One the bright side, sales were up slightly in North and South America for a four percent increase. But global sales were less encouraging as revenue fell in Mexico, India and China, each by 18 percent. Even worse, revenue in Brazil was down 25 percent while revenue in Russia dropped 30 percent. More uneasy news in the report was that operating expenses grew 7.9 percent to $5 billion from the same quarter the previous year due to increased research and development costs. Net income was down from $2.1 billion to $2.0 billion. In an attempt to refocus investor attention on the stock, Cisco said it will boost its stock repurchasing by an additional $15 billion after buying back $2 billion worth of shares in the quarter. The company also issued a 2.9 percent dividend valued at $914 million.
New Enterprise Solutions
The reason Cisco isn't really that much of a risk is because it's a company that continues to help other companies find efficient solutions. That's one of the most important qualities for any company in the new economy. The company announced in November 2013 that its EnergyWise Suite helps businesses reduce energy costs and carbon emissions for connected devices. This development is a result of Cisco's recent acquisition of JouleX software, which integrates with its existing solutions.
EnergyWise makes network systems more energy efficient because of its monitoring, measuring and energy management capabilities. The service affects switches, routers, servers and access points as well as IP phones, laptops and monitors. It can even help make ATM machines achieve more energy efficiency. This development is revolutionary since IT energy accounts for up to 80 percent of energy consumed by an enterprise. Almost every business wants to lower these costs, not to mention growing concerns about environmental safety, so it may help make up for lost global revenue.
Cisco's fundamentals are actually strong, despite falling global revenue. Both revenue and net income were up the past year with increasing assets from $92.6 billion to $100.7 billion while liabilities only increased slightly from $39.9 billion to $41.8 billion.

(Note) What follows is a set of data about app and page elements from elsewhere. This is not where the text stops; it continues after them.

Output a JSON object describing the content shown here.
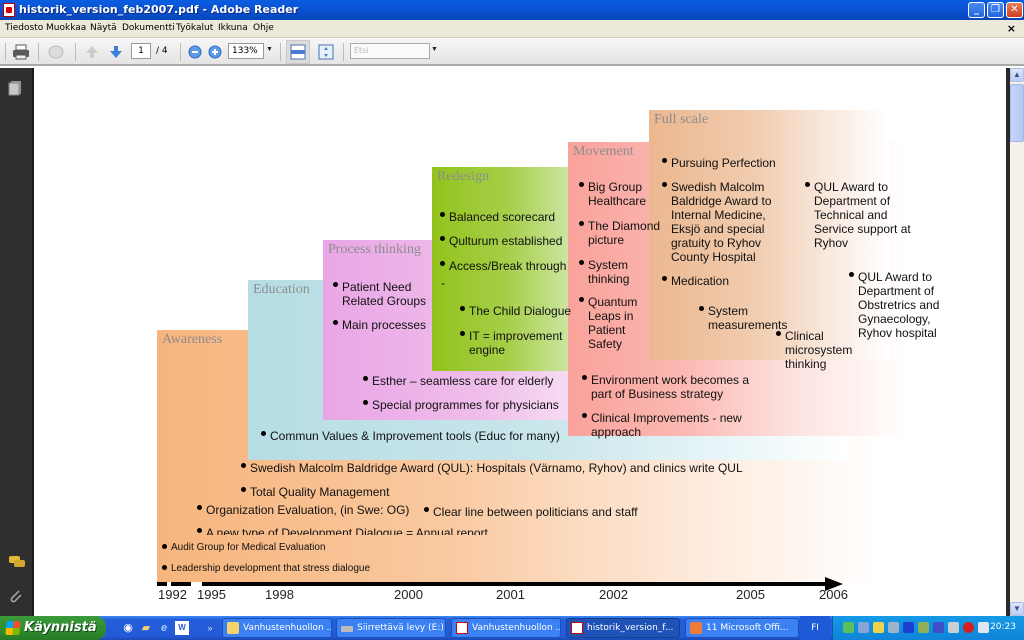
{
  "window": {
    "title": "historik_version_feb2007.pdf - Adobe Reader",
    "controls": {
      "minimize": "_",
      "restore": "❐",
      "close": "✕"
    }
  },
  "menu": {
    "items": [
      "Tiedosto",
      "Muokkaa",
      "Näytä",
      "Dokumentti",
      "Työkalut",
      "Ikkuna",
      "Ohje"
    ],
    "close_doc": "×"
  },
  "toolbar": {
    "page_current": "1",
    "page_total": "/ 4",
    "zoom_value": "133%",
    "search_placeholder": "Etsi"
  },
  "slide": {
    "stages": [
      {
        "title": "Awareness",
        "color": "#f7b57d"
      },
      {
        "title": "Education",
        "color": "#b6dde4"
      },
      {
        "title": "Process thinking",
        "color": "#e9a6e6"
      },
      {
        "title": "Redesign",
        "color": "#92c31c"
      },
      {
        "title": "Movement",
        "color": "#f9a29b"
      },
      {
        "title": "Full scale",
        "color": "#ebb78f"
      }
    ],
    "items": {
      "process_thinking": [
        "Patient Need Related Groups",
        "Main processes",
        "Esther – seamless care for elderly",
        "Special programmes for physicians"
      ],
      "redesign": [
        "Balanced scorecard",
        "Qulturum established",
        "Access/Break through",
        "-",
        "The Child Dialogue",
        "IT = improvement engine"
      ],
      "movement": [
        "Big Group Healthcare",
        "The Diamond picture",
        "System thinking",
        "Quantum Leaps in Patient Safety",
        "Environment work becomes a part of Business strategy",
        "Clinical Improvements - new approach"
      ],
      "full_scale": [
        "Pursuing Perfection",
        "Swedish Malcolm Baldridge Award to Internal Medicine, Eksjö and special gratuity to Ryhov County Hospital",
        "Medication",
        "System measurements",
        "Clinical microsystem thinking",
        "QUL Award to Department of Technical and Service support at Ryhov",
        "QUL Award to Department of Obstretrics and Gynaecology, Ryhov hospital"
      ],
      "education": [
        "Commun Values & Improvement tools (Educ for many)"
      ],
      "awareness": [
        "Swedish Malcolm Baldridge Award (QUL): Hospitals (Värnamo, Ryhov) and clinics write QUL",
        "Total Quality Management",
        "Organization Evaluation, (in Swe: OG)",
        "Clear line between politicians and staff",
        "A new type of Development Dialogue = Annual report",
        "Audit Group for Medical Evaluation",
        "Leadership development that stress dialogue"
      ]
    },
    "years": [
      "1992",
      "1995",
      "1998",
      "2000",
      "2001",
      "2002",
      "2005",
      "2006"
    ]
  },
  "taskbar": {
    "start_label": "Käynnistä",
    "tasks": [
      "Vanhustenhuollon ...",
      "Siirrettävä levy (E:)",
      "Vanhustenhuollon ...",
      "historik_version_f...",
      "11 Microsoft Offi..."
    ],
    "language": "FI",
    "clock": "20:23"
  }
}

The stock has stayed on a steady path over a long time frame despite not being able to bust out of the $15 to $30 range it's been stuck in the past decade. During 2013 CSCO has traded between $18 to $26 and following its November 14 report fell 11 percent to $21 due mainly to disappointing guidance. Based on the stock's overall stability and the fact it's only trading around 11 times earnings, Cisco appears to be a safe investment as long as its products have high demand in the United States.
Disclosure: I have no positions in any stocks mentioned, and no plans to initiate any positions within the next 72 hours. I wrote this article myself, and it expresses my own opinions. I am not receiving compensation for it (other than from Seeking Alpha). I have no business relationship with any company whose stock is mentioned in this article.